Author(s): Joshua L. Conver, Donald A. Falk, Stephen R. Yool, Robert R. Parmenter
Year Published: 2018

Fire plays a key role in regulating the spatial interactions between adjacent vegetation types from the stand to the landscape scale. Fire behavior modeling can facilitate the understanding of these interactions and help managers restore or maintain fire’s natural role. The Valles Caldera National Preserve (VALL), in the Jemez Mountains of northern New Mexico, USA, contains one of the largest montane grasslands in North America and extensive areas of grassland−forest ecotone. We used the Minimum Travel Time (MTT) module in FlamMap to investigate the primary fire-growth vectors on the VALL landscape for the 50th, 90th, and 99th percentile of fire weather conditions. We evaluated whether modeled fire-growth vectors tended to follow the grassland−forest ecotone or if fire traveled directly across the grasslands and over the upland forest with a chi-square test. Our results indicated that the ecotone is a primary corridor for fire growth on the VALL landscape. Regular fire spread along the grassland−forest ecotone may help stabilize the boundary zone between these two dynamic communities by preventing forest encroachment into the grassland and maintaining an open stand structure. Identifying the dominant fire corridors will help land managers re-establish the spatial and process dynamics of the natural fire regime.

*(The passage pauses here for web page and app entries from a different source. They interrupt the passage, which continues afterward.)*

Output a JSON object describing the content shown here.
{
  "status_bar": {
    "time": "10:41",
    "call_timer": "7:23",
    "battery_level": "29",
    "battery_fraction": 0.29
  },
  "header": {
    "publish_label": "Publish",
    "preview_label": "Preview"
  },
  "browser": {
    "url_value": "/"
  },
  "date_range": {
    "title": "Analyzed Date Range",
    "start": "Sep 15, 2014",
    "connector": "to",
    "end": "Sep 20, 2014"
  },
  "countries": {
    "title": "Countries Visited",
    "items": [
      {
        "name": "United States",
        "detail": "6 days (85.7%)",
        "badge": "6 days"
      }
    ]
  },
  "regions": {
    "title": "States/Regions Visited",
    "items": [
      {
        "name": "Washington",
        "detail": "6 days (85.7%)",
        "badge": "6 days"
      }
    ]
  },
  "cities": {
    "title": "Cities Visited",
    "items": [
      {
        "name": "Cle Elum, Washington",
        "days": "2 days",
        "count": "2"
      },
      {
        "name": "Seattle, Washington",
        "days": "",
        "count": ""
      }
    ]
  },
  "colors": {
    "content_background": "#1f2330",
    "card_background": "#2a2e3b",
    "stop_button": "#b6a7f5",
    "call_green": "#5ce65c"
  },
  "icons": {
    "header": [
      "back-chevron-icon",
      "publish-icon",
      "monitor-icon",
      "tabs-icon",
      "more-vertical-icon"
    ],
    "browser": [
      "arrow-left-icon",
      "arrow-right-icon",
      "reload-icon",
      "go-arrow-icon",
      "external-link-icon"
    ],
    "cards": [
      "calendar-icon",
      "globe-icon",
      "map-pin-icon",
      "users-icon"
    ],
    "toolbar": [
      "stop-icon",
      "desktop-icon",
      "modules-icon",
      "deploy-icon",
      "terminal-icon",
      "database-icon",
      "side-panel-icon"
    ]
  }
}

Citation: Conver JL, Falk DA, Yool SR, Parmenter RR. 2018. Modeling Fire Pathways in Montane Grassland−Forest Ecotones. Fire Ecology 14 (1): 17-32. DOI: 10.4996/fireecology.140117031
Topic(s): Fire Behavior, Simulation Modeling, Flammap
Ecosystem(s): None
Document Type: Book or Chapter or Journal Article
NRFSN number: 17667
Record updated: Sep 11, 2018